In the listing below, count each line containing "prompt" and answer with the count only.

▼▼▼

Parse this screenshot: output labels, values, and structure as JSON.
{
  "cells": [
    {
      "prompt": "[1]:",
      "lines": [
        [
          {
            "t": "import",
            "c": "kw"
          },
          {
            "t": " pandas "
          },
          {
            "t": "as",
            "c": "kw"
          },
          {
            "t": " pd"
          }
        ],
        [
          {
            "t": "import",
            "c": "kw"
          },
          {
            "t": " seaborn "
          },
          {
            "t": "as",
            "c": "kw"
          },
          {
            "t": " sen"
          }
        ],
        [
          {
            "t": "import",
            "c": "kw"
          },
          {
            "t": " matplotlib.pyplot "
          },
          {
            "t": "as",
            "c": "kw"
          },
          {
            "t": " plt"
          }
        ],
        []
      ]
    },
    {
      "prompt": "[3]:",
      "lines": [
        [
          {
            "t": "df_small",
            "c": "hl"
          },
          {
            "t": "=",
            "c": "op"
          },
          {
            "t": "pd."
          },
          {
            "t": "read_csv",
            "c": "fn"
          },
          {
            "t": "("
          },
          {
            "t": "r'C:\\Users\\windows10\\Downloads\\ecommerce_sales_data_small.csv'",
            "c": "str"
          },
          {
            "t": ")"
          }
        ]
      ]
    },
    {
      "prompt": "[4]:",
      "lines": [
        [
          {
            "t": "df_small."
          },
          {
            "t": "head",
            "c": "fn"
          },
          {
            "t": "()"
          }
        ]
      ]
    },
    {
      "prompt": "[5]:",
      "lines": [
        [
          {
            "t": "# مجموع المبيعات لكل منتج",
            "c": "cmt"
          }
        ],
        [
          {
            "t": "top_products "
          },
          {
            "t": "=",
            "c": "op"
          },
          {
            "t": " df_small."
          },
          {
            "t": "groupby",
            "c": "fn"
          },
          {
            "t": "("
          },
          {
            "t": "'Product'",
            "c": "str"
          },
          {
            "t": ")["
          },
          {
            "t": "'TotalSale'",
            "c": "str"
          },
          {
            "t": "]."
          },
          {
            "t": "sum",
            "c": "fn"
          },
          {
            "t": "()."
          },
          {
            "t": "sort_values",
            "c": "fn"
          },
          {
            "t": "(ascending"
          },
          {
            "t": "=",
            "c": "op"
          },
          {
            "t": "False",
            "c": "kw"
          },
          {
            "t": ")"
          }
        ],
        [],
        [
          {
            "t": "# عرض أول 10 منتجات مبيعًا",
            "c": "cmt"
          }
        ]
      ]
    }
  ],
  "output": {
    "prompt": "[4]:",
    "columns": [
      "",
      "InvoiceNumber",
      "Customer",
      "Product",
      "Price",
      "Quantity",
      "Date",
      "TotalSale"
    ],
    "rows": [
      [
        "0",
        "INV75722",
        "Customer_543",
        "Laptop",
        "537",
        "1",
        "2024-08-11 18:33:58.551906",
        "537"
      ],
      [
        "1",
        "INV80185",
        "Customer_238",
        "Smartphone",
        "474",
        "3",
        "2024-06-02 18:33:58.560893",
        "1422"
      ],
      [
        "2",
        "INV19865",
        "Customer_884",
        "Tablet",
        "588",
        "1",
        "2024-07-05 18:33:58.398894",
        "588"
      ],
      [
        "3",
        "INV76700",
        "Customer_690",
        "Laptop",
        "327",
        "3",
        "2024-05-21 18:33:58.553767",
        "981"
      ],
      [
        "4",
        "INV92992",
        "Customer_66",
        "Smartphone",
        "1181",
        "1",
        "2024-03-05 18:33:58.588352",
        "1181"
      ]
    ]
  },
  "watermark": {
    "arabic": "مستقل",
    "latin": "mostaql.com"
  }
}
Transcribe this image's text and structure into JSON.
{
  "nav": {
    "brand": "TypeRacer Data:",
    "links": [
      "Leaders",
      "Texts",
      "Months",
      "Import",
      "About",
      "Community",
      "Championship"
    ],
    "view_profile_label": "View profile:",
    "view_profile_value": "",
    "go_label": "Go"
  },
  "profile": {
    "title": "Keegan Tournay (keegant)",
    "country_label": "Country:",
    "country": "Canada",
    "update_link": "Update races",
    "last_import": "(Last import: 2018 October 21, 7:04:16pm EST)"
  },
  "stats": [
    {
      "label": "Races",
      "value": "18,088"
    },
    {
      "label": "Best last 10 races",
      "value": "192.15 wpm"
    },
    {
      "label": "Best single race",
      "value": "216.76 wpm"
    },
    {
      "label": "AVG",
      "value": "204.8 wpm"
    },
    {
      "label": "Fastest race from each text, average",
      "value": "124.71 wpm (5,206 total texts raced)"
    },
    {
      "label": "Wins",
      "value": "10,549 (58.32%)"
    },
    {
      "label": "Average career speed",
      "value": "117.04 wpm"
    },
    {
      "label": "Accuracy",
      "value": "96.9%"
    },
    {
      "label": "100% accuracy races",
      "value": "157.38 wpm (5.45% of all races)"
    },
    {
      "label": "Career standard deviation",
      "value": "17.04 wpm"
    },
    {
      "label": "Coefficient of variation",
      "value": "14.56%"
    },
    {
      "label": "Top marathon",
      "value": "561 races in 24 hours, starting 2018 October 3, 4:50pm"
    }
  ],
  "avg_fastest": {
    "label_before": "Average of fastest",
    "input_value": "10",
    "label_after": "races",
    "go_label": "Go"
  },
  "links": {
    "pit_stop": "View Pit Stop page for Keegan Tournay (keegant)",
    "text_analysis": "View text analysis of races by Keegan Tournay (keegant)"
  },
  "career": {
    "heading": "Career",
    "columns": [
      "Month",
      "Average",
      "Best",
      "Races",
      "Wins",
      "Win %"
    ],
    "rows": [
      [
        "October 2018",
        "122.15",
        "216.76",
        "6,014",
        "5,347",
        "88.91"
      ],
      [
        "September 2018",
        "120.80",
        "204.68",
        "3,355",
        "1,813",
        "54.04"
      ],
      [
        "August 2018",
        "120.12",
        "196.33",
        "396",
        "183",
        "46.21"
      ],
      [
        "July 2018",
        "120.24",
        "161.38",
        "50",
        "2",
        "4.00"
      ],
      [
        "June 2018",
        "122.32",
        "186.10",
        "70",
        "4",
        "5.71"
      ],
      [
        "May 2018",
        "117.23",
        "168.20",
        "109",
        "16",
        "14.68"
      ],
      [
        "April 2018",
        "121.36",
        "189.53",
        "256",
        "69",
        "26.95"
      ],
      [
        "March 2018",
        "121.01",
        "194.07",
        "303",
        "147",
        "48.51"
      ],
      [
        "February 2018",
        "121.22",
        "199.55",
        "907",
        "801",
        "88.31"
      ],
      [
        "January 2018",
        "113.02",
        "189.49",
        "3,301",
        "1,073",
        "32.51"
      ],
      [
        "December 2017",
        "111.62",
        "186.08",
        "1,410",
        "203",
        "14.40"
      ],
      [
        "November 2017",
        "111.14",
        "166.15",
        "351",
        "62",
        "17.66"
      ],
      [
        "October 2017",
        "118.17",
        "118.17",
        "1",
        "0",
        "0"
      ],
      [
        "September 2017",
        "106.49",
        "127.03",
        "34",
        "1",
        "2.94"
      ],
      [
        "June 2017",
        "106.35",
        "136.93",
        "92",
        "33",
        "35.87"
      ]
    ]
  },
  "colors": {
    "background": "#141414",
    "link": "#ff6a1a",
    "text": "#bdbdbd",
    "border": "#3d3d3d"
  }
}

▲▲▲

■ Completed exercise:
5